▸ **Exercise details**
All of the records are to be copied out exactly, with nothing left out.

Records from a data source
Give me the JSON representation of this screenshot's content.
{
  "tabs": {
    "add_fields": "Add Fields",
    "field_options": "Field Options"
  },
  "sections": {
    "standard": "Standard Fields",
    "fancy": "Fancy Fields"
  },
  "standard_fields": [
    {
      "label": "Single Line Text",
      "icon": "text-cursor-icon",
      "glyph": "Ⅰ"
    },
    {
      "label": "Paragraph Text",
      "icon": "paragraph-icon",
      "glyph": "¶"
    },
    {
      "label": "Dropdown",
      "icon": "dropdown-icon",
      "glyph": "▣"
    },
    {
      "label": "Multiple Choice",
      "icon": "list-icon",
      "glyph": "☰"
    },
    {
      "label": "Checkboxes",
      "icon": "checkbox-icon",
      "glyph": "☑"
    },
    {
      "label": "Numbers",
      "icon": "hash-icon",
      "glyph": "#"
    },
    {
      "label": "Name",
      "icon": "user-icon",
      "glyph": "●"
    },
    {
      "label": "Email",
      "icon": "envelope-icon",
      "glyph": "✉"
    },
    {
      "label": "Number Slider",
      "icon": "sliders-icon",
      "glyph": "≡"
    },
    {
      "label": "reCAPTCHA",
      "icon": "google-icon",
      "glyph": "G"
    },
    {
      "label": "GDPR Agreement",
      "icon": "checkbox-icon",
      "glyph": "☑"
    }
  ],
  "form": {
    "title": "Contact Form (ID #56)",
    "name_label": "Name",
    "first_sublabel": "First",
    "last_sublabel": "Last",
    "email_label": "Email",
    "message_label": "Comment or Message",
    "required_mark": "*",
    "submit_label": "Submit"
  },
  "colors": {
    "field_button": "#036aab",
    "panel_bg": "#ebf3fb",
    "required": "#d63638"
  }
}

▸ **Result of the task**
Give me the JSON representation of this screenshot's content.
{
  "tabs": {
    "add_fields": "Add Fields",
    "field_options": "Field Options"
  },
  "sections": {
    "standard": "Standard Fields",
    "fancy": "Fancy Fields"
  },
  "standard_fields": [
    {
      "label": "Single Line Text",
      "icon": "text-cursor-icon",
      "glyph": "Ⅰ"
    },
    {
      "label": "Paragraph Text",
      "icon": "paragraph-icon",
      "glyph": "¶"
    },
    {
      "label": "Dropdown",
      "icon": "dropdown-icon",
      "glyph": "▣"
    },
    {
      "label": "Multiple Choice",
      "icon": "list-icon",
      "glyph": "☰"
    },
    {
      "label": "Checkboxes",
      "icon": "checkbox-icon",
      "glyph": "☑"
    },
    {
      "label": "Numbers",
      "icon": "hash-icon",
      "glyph": "#"
    },
    {
      "label": "Name",
      "icon": "user-icon",
      "glyph": "●"
    },
    {
      "label": "Email",
      "icon": "envelope-icon",
      "glyph": "✉"
    },
    {
      "label": "Number Slider",
      "icon": "sliders-icon",
      "glyph": "≡"
    },
    {
      "label": "reCAPTCHA",
      "icon": "google-icon",
      "glyph": "G"
    },
    {
      "label": "GDPR Agreement",
      "icon": "checkbox-icon",
      "glyph": "☑"
    }
  ],
  "form": {
    "title": "Contact Form (ID #56)",
    "name_label": "Name",
    "first_sublabel": "First",
    "last_sublabel": "Last",
    "email_label": "Email",
    "message_label": "Comment or Message",
    "required_mark": "*",
    "submit_label": "Submit"
  },
  "colors": {
    "field_button": "#036aab",
    "panel_bg": "#ebf3fb",
    "required": "#d63638"
  }
}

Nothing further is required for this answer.